Moving on to the new statistics, let's start with everyone's favorite (kidding) single number comprehensive stat, PER (Player Efficiency Rating), Iverson 21.0, Williams 16.7. For reference, a PER of 15 is considered average by its creator John Hollinger. We've already examined the shooting percentage issues where Williams exceeds Iverson. The rebounding numbers indicate Iverson better on the offensive glass and Williams better on the defensive glass (and to me, defensive rebounding is more important than offensive rebounding, but that's a preference), but they are, again, both pretty close. Unsurprisiingly, Iverson's usage rate (32.6%) is much higher than Lou's (24.1%). What this leads to is that even though they had the same amount of assists per 36 and Lou had less turnovers per 36, Iverson has an assist rate 20% higher than Williams and Williams turnover rate was 8.5% higher than Iverson's. In lay terms, Louis Williams turns over the ball much more frequently than Allen Iverson and creates for his teammates much less frequently than Allen Iverson.
Defensively is where Louis Williams tends to fall behind. Iverson had a reputation as a gambler on defense, his steal rate was 3% through six seasons, Lou's is at 2.2%. Some felt this was actually a flaw in Iverson's defense because it made him too much of a gambler. Williams seems slightly better on the defensive glass than Iverson but when you look at two 'comprehensive' numbers, Williams falls behind. Offensive rating, Iverson at 104, and Williams at 110. Using the total 'win shares' listed I calculated a per 48 minute defensive win shares for both Iverson (.0548) and Williams (.038) and Iverson's number was 44.2% higher. Comparatively, the offensive win shares contribution to the over all win share contribution had a spread of 19.8% (Iverson .0776, Williams .06476).
Conclusion - Louis Williams is Iverson Light
So, after taking a look at these numbers, I become much more comfortable with my Iverson Light appellation for Louis Williams. It seems to me that anyway you look at it, through six seasons, Louis Williams is a better shooter (and perhaps a better scorer as well?) than Allen Iverson. Give him the minutes (and the same rep as when Iverson entered the league), it's likely that Louis Williams would have averaged more points per game than Iverson. However, Iverson seems to hold the edge over Williams in most other categories through their first six seasons: Iverson held onto the ball better, created for his teammates more, and contributed more on the defensive end than Williams has so far through 13 games into his sixth season.

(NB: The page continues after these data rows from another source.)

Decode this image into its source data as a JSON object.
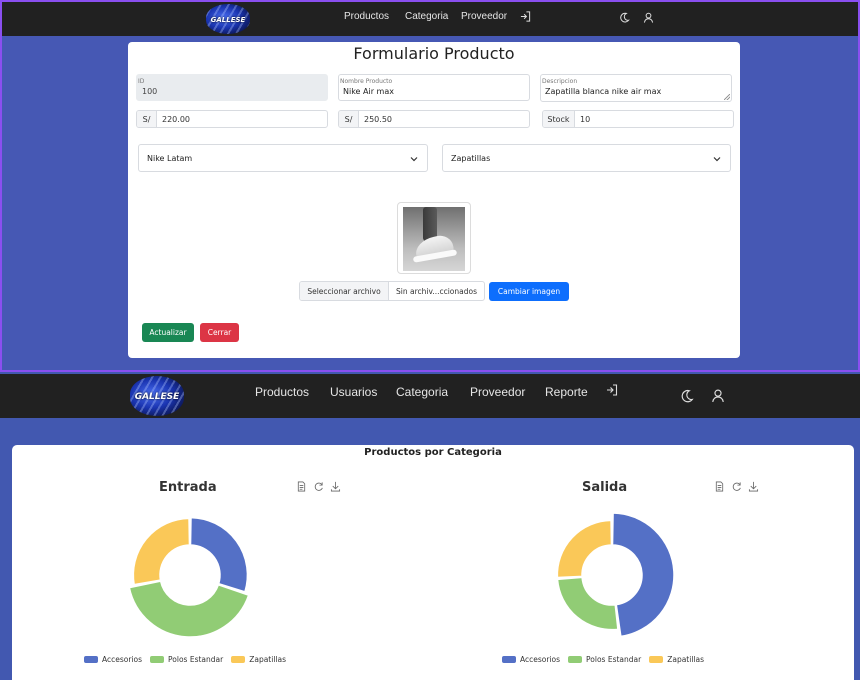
{
  "top_window": {
    "nav": {
      "logo_text": "GALLESE",
      "links": [
        "Productos",
        "Categoria",
        "Proveedor"
      ]
    },
    "form": {
      "title": "Formulario Producto",
      "id": {
        "label": "ID",
        "value": "100"
      },
      "nombre": {
        "label": "Nombre Producto",
        "value": "Nike Air max"
      },
      "descripcion": {
        "label": "Descripcion",
        "value": "Zapatilla blanca nike air max"
      },
      "precio_compra": {
        "prefix": "S/",
        "value": "220.00"
      },
      "precio_venta": {
        "prefix": "S/",
        "value": "250.50"
      },
      "stock": {
        "prefix": "Stock",
        "value": "10"
      },
      "proveedor_select": "Nike Latam",
      "categoria_select": "Zapatillas",
      "file_button": "Seleccionar archivo",
      "file_text": "Sin archiv...ccionados",
      "change_image_button": "Cambiar imagen",
      "update_button": "Actualizar",
      "close_button": "Cerrar"
    }
  },
  "bottom_window": {
    "nav": {
      "logo_text": "GALLESE",
      "links": [
        "Productos",
        "Usuarios",
        "Categoria",
        "Proveedor",
        "Reporte"
      ]
    },
    "card_title": "Productos por Categoria",
    "colors": {
      "Accesorios": "#5470c6",
      "Polos Estandar": "#91cc75",
      "Zapatillas": "#fac858"
    },
    "legend": [
      "Accesorios",
      "Polos Estandar",
      "Zapatillas"
    ]
  },
  "chart_data": [
    {
      "type": "pie",
      "title": "Entrada",
      "categories": [
        "Accesorios",
        "Polos Estandar",
        "Zapatillas"
      ],
      "values": [
        30,
        42,
        28
      ],
      "colors": [
        "#5470c6",
        "#91cc75",
        "#fac858"
      ],
      "style": "rose-donut",
      "legend_position": "bottom"
    },
    {
      "type": "pie",
      "title": "Salida",
      "categories": [
        "Accesorios",
        "Polos Estandar",
        "Zapatillas"
      ],
      "values": [
        48,
        26,
        26
      ],
      "colors": [
        "#5470c6",
        "#91cc75",
        "#fac858"
      ],
      "style": "rose-donut",
      "legend_position": "bottom"
    }
  ]
}
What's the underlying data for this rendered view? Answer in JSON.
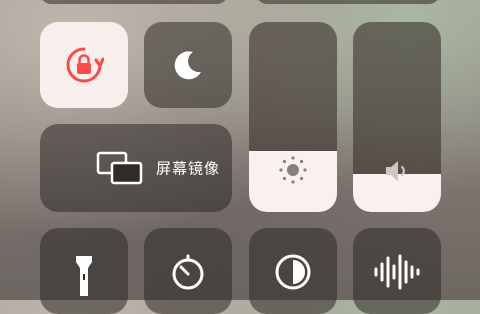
{
  "control_center": {
    "screen_mirroring": {
      "label": "屏幕镜像"
    },
    "brightness": {
      "level_percent": 32
    },
    "volume": {
      "level_percent": 20
    },
    "colors": {
      "lock_accent": "#ff4a4a",
      "active_tile": "#f6efeb",
      "tile_bg": "rgba(48,42,40,0.55)"
    },
    "icons": [
      "rotation-lock-icon",
      "moon-icon",
      "screen-mirroring-icon",
      "sun-icon",
      "speaker-icon",
      "flashlight-icon",
      "timer-icon",
      "dark-mode-icon",
      "sound-recognition-icon"
    ]
  }
}
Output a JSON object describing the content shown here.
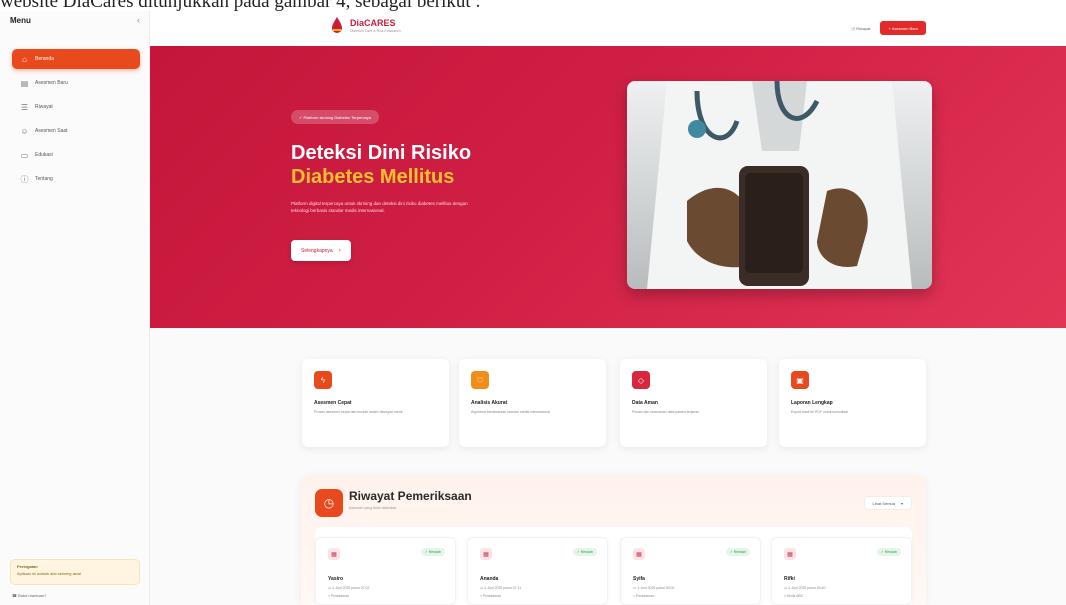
{
  "document": {
    "caption": "website DiaCares ditunjukkan pada gambar 4, sebagai berikut :"
  },
  "sidebar": {
    "title": "Menu",
    "collapse_icon": "chevron-left-icon",
    "items": [
      {
        "label": "Beranda",
        "icon": "home-icon",
        "active": true
      },
      {
        "label": "Asesmen Baru",
        "icon": "clipboard-icon",
        "active": false
      },
      {
        "label": "Riwayat",
        "icon": "history-icon",
        "active": false
      },
      {
        "label": "Asesmen Saat",
        "icon": "user-icon",
        "active": false
      },
      {
        "label": "Edukasi",
        "icon": "book-icon",
        "active": false
      },
      {
        "label": "Tentang",
        "icon": "info-icon",
        "active": false
      }
    ],
    "note": {
      "title": "Peringatan",
      "text": "Aplikasi ini adalah alat skrining awal"
    },
    "help": "Butuh bantuan?"
  },
  "topbar": {
    "brand_name": "DiaCARES",
    "brand_tagline": "Diabetes Care & Risk Evaluation",
    "history_link": "Riwayat",
    "cta_label": "Asesmen Baru"
  },
  "hero": {
    "badge": "Platform skrining Diabetes Terpercaya",
    "title_line1": "Deteksi Dini Risiko",
    "title_line2": "Diabetes Mellitus",
    "description": "Platform digital terpercaya untuk skrining dan deteksi dini risiko diabetes mellitus dengan teknologi berbasis standar medis internasional.",
    "button_label": "Selengkapnya"
  },
  "features": [
    {
      "title": "Asesmen Cepat",
      "desc": "Proses asesmen cepat dan mudah dalam hitungan menit",
      "color": "#e8491d",
      "icon": "lightning-icon"
    },
    {
      "title": "Analisis Akurat",
      "desc": "Algoritma berdasarkan standar medis internasional",
      "color": "#f28c1a",
      "icon": "heart-icon"
    },
    {
      "title": "Data Aman",
      "desc": "Privasi dan keamanan data pasien terjamin",
      "color": "#d7263d",
      "icon": "shield-icon"
    },
    {
      "title": "Laporan Lengkap",
      "desc": "Export hasil ke PDF untuk konsultasi",
      "color": "#e8491d",
      "icon": "document-icon"
    }
  ],
  "history": {
    "title": "Riwayat Pemeriksaan",
    "subtitle": "Asesmen yang telah dilakukan",
    "filter_label": "Lihat Semua",
    "records": [
      {
        "name": "Yasiro",
        "date": "1 Juni 2025 pukul 07.02",
        "location": "Puskesmas",
        "status": "Rendah"
      },
      {
        "name": "Ananda",
        "date": "1 Juni 2025 pukul 07.11",
        "location": "Puskesmas",
        "status": "Rendah"
      },
      {
        "name": "Syifa",
        "date": "1 Juni 2025 pukul 09.00",
        "location": "Puskesmas",
        "status": "Rendah"
      },
      {
        "name": "Rifki",
        "date": "1 Juni 2025 pukul 09.40",
        "location": "Klinik ABC",
        "status": "Rendah"
      }
    ]
  }
}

As always, interested to hear what people have to say about the opinion expressed within this article and my methodology as I'm still learning. In part 2 of my Louis Williams examination, we'll look at some rotational data to indicate that not only is Louis Williams not a point guard, but he really has to play with a true point guard to contribute positively.